This has been a tough week for America. It started with the news of one black man shot and killed by the police after selling CDs outside of a store in Baton Rouge. The next day, another black man was shot and killed at what was supposedly a routine traffic stop. Just a few days later, 5 police officers were killed trying to protect protesters from an angry black man shooting from a rooftop. Some of the officers died trying to protect a young black mom and her children.
Black Lives Matter. Until we say and admit that they do, there is no reason to say all lives matter. I fully believe that black people, especially black men, are treated differently than just about anyone else in society. I'm about to marry (18 days away) the most beautiful, peaceful, loving black man. He brings me joy and happiness. I've seen how he is treated differently than me in every store, on the street, and yes, even by the police.
I'm not a hater of the police. I have family members who are on the police force. I know that there are good police officers out there. I know that they are doing the best that they can to protect us and our country. There is still a problem when they are harder on black men than they are on everyone else. This study in the NYTimes today says that black men are not more likely to get shot, but are treated worse than their white counterparts.
On Sunday, David and I went to church. We needed it. Both of us have been out of sorts. I've been crying on and off all week as I think about how helpless I feel to make a difference. He was stopped by the police in the subway to have his bag searched and they surrounded him when they did it. I've only had that happen to me once and the officers only pulled me aside and looked in my bag. They didn't surround me to look in it.
Church was amazing. It always is. Our senior minister really knows how to give an engaging and intelligent sermon. There was a lot of crying this past Sunday. It's ok to cry in church. If any place can give us a list of things we can do to help, it is this church. David and I left both feeling energized to tackle racism in our own ways.
After church, I decided to go for a run. I needed some thinking time and running is my meditation. I walked over to Prospect Park which is right in our back yard.

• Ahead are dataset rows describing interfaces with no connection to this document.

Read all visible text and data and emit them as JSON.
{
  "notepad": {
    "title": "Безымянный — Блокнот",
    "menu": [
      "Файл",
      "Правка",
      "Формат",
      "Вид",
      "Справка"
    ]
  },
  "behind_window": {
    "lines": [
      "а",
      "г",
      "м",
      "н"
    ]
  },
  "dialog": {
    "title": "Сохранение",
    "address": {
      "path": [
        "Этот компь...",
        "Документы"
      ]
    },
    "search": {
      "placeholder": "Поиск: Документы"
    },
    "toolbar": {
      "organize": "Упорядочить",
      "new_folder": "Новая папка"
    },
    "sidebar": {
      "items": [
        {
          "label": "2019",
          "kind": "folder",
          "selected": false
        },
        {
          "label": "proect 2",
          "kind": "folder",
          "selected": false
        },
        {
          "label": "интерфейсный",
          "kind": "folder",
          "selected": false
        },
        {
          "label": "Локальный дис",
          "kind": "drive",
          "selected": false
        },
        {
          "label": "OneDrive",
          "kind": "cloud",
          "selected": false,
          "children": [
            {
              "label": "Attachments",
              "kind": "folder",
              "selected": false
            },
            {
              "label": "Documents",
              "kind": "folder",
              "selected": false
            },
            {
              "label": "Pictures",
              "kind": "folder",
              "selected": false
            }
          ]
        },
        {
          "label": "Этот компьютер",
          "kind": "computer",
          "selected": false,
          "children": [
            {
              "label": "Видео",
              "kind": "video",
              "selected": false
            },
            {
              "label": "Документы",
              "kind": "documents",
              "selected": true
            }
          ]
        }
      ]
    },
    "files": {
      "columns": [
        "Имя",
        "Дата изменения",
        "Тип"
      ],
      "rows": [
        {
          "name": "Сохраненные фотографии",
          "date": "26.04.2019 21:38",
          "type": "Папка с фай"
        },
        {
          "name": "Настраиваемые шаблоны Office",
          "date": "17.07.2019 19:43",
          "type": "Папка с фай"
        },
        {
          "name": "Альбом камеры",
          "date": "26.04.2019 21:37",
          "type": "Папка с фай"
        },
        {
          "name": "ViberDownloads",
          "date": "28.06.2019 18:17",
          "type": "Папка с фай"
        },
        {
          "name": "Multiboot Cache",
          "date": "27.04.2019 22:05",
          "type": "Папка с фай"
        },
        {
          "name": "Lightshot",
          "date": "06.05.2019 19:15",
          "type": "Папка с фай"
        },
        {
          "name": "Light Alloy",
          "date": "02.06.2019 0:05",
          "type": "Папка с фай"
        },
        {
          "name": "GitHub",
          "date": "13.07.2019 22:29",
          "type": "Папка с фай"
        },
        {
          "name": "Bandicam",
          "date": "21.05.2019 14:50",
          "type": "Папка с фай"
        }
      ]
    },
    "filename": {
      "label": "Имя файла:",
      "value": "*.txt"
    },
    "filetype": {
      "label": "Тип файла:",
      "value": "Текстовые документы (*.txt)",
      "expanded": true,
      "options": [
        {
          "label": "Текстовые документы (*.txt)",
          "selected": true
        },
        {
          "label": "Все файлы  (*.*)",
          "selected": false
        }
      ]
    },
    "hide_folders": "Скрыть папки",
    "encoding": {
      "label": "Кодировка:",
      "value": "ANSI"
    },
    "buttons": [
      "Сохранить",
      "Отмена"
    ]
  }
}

The first thing I noticed was that there were hundreds of people barbecuing. There was an African Church service with drumming. There were Jewish families pedaling these four wheeled carts you can rent (I gave one family a push up a steep hill during my run). There was an older black man teaching his little boy how to ride a bike. There were two Muslim women kicking a soccer ball back and forth. Every where you looked, people were enjoying the park.
For a few moments here and there, I felt like I had a piece of the park to myself. Then I'd run into three teenagers trying to catch something in a pokemon ball with the new game. I kept thinking that there has to be a solution in here somewhere. We people of all different races, religions, and ethnic backgrounds are managing to enjoy the park together in peace.
Some places had people mixed together. Others had groups that seemed either all of the same race or all of the same religion. No one argued with others. There was space and sunshine, and green grass enough for everyone to enjoy.
How do we as a society learn from this? Even the police officers were smiling and enjoying the good spirits of the people in the park.
There has to be a way we can create laughter, peace, love and happiness instead of violence, hate, prejudice, and racism. I'll keep running and keep trying to figure it out. If you have ideas, please feel free to share.